* _DATA RECORDS_:
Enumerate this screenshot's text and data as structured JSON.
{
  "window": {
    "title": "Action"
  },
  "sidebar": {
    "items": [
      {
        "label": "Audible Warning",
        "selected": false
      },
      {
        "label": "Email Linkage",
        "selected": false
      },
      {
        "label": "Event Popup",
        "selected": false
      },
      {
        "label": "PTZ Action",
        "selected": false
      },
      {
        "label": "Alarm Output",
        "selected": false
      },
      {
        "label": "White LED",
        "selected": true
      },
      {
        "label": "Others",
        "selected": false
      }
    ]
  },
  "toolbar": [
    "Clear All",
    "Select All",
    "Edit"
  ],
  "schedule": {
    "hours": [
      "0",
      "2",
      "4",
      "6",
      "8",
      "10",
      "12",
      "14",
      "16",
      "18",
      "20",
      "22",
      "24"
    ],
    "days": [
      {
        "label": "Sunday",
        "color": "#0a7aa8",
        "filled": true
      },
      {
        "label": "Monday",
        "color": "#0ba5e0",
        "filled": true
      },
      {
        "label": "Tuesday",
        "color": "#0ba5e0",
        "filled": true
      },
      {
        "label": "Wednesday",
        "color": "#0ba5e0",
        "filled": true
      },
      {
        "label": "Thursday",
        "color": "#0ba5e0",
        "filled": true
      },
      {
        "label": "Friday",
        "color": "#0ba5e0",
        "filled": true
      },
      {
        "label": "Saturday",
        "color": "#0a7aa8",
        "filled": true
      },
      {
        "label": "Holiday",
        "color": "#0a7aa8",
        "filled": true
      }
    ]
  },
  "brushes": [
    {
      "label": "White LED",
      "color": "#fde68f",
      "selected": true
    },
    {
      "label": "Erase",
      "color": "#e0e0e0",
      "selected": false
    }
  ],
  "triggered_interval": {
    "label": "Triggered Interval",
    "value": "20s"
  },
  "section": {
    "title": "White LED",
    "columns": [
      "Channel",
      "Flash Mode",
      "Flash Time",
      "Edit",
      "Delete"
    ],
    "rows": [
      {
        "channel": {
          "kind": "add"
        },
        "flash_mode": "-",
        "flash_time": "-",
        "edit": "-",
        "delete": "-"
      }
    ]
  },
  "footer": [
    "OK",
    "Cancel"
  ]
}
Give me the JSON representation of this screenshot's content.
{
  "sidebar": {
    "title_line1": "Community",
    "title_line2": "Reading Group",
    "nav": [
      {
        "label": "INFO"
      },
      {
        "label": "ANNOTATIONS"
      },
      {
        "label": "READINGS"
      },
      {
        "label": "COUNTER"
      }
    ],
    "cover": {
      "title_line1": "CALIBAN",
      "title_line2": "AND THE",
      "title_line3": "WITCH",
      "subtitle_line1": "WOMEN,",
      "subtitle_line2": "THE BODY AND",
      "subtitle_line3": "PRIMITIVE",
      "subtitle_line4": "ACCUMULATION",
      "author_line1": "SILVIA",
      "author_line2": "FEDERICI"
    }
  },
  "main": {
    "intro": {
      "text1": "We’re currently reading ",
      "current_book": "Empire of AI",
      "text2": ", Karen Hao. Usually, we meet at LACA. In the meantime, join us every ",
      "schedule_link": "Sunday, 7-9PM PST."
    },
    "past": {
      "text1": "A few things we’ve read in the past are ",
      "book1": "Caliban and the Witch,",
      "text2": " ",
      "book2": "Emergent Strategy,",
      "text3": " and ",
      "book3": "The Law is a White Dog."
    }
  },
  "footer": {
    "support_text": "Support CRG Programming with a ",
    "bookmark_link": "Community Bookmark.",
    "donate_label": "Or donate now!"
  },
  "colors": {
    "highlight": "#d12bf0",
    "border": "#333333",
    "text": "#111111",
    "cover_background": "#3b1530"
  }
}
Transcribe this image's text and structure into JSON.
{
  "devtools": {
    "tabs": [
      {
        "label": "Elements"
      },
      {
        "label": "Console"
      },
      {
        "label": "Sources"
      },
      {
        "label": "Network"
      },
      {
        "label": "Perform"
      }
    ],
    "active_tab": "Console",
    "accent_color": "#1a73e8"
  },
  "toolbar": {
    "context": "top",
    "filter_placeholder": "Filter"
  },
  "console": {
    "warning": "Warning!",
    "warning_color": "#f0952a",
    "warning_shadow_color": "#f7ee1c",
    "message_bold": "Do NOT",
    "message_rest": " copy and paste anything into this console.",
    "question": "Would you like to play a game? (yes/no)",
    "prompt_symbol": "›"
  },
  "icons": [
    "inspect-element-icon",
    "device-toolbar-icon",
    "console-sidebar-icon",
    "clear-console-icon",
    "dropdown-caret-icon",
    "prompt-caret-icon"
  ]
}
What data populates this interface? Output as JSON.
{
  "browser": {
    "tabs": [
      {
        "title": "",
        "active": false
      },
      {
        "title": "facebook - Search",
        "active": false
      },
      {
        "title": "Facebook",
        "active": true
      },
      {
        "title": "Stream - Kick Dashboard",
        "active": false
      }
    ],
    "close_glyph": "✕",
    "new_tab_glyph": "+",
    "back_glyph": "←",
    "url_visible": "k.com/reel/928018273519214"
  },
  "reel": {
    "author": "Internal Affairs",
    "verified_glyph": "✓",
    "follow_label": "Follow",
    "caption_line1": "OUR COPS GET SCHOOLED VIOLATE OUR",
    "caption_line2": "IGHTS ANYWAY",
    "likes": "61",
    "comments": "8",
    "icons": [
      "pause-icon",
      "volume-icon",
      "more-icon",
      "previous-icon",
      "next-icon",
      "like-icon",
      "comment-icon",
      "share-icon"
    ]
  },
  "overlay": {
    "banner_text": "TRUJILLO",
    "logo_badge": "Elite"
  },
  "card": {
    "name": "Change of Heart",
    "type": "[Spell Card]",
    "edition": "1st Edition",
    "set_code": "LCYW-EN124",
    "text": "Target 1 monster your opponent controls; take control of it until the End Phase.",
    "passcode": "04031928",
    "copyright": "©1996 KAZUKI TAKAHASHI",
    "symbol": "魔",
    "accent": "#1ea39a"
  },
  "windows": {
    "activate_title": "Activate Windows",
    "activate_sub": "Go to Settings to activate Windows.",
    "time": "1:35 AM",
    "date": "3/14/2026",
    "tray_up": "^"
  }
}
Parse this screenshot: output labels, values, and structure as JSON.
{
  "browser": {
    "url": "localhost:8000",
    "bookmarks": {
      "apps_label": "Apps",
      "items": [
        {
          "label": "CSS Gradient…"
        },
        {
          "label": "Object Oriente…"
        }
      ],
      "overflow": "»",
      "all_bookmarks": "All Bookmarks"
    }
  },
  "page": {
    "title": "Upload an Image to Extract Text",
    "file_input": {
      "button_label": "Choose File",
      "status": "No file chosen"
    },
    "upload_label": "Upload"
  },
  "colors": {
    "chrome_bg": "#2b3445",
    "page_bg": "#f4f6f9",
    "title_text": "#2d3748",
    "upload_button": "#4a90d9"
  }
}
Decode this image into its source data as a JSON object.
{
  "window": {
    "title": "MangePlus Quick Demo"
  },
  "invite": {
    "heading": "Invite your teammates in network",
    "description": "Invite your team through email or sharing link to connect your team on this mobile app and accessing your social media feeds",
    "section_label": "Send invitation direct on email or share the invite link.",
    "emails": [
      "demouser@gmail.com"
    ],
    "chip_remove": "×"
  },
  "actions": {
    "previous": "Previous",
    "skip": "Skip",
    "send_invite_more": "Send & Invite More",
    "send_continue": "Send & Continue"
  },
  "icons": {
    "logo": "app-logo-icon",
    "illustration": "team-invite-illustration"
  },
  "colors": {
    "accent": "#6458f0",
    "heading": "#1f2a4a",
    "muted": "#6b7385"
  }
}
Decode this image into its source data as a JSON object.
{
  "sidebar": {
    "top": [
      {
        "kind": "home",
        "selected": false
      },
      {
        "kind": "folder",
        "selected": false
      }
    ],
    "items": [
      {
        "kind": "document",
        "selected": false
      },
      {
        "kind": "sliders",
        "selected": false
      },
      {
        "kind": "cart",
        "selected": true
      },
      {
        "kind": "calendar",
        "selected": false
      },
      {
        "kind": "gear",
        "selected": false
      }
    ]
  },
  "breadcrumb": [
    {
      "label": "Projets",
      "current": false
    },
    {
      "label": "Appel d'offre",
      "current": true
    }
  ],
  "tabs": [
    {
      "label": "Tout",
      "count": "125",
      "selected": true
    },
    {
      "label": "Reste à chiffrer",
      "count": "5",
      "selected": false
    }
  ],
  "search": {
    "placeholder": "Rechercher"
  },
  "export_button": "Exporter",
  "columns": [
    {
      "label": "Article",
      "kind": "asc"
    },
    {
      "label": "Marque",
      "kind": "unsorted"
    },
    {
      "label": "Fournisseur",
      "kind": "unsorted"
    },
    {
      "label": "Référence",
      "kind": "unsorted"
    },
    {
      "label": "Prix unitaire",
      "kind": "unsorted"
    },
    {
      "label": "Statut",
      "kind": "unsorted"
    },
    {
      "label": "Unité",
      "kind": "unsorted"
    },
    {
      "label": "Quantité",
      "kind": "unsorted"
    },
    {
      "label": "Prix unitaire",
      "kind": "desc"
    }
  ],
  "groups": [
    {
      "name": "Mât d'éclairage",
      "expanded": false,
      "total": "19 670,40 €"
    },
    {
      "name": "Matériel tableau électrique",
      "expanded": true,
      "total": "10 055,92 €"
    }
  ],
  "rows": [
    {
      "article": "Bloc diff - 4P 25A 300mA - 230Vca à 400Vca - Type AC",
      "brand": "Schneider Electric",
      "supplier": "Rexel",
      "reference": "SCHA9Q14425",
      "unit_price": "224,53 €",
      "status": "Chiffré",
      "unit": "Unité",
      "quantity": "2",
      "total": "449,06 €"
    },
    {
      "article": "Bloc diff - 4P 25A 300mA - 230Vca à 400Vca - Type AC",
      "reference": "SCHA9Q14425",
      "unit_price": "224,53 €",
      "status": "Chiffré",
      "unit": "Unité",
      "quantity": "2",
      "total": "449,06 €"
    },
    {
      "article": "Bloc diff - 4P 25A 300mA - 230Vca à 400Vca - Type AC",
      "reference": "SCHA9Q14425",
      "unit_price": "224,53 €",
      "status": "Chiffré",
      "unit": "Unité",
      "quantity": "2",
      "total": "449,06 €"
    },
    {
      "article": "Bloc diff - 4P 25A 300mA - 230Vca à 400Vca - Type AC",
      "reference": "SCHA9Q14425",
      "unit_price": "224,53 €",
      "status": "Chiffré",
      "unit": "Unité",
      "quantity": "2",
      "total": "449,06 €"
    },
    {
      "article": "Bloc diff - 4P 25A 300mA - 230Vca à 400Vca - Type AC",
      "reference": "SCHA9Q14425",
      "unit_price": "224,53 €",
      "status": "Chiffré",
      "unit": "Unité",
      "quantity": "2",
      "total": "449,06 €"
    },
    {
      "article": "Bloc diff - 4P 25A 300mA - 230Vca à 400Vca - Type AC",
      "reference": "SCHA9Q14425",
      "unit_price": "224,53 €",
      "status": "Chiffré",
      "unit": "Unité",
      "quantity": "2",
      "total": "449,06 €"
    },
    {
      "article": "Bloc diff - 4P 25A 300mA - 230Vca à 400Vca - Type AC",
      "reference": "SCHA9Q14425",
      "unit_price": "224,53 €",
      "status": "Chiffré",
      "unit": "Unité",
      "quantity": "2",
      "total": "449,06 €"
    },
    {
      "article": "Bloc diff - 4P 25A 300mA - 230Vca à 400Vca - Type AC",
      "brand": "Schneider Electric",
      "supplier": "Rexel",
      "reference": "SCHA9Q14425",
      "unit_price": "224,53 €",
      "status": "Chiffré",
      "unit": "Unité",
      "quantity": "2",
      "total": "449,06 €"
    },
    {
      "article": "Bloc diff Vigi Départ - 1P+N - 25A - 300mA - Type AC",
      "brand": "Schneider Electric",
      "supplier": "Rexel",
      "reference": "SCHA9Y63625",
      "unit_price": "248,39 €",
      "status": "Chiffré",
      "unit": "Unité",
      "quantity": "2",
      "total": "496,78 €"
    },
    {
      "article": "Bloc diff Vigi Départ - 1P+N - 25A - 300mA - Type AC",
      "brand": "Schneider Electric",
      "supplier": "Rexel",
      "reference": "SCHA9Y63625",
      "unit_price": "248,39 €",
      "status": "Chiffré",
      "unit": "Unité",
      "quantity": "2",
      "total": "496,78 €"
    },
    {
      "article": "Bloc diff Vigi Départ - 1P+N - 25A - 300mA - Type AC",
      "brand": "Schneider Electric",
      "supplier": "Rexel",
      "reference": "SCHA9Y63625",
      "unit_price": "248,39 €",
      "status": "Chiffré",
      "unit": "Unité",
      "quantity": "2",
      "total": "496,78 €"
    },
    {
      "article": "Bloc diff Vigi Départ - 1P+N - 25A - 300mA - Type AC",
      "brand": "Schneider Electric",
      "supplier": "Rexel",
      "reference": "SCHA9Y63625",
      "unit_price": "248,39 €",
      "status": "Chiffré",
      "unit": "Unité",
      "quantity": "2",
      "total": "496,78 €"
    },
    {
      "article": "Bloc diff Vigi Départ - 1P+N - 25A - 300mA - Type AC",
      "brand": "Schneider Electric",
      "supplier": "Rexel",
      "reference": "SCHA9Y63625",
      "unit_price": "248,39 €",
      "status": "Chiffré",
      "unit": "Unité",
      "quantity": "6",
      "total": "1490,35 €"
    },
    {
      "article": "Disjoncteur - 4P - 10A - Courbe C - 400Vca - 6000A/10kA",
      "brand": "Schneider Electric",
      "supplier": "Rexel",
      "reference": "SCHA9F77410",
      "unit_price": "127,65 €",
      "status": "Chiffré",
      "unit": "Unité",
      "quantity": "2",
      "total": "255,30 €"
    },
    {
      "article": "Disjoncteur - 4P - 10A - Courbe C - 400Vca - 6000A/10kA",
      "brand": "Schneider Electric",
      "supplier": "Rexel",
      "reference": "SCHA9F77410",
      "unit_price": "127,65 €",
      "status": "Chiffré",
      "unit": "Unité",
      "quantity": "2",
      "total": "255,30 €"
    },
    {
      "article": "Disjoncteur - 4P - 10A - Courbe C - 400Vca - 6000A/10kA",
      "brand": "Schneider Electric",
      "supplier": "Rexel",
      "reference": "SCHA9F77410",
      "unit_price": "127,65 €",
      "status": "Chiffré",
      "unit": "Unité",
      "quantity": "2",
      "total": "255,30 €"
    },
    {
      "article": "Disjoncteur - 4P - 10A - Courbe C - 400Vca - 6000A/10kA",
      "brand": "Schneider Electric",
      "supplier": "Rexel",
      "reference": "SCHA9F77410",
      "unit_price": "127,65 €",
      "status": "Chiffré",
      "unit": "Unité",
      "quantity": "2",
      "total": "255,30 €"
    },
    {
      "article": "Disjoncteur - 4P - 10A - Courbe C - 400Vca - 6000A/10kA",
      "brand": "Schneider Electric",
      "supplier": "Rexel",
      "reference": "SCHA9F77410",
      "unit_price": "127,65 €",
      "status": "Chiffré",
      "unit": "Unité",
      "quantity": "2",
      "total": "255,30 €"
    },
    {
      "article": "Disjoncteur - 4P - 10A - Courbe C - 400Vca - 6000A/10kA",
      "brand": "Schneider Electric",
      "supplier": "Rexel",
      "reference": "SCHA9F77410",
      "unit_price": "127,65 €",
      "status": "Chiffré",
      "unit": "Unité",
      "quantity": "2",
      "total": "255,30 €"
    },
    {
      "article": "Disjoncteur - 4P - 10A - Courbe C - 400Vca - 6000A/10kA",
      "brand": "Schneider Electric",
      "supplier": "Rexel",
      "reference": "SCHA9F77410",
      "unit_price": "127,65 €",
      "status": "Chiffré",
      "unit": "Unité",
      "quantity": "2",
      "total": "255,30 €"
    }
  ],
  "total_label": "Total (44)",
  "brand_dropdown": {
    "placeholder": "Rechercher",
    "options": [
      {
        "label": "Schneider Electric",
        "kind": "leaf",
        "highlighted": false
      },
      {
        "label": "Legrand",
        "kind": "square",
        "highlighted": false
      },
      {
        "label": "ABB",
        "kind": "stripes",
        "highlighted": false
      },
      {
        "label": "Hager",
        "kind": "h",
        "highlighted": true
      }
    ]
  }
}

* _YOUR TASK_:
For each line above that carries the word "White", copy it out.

* _SOLUTION TO THIS TASK_:
        "label": "White LED",
      "label": "White LED",
    "title": "White LED",
      "book3": "The Law is a White Dog."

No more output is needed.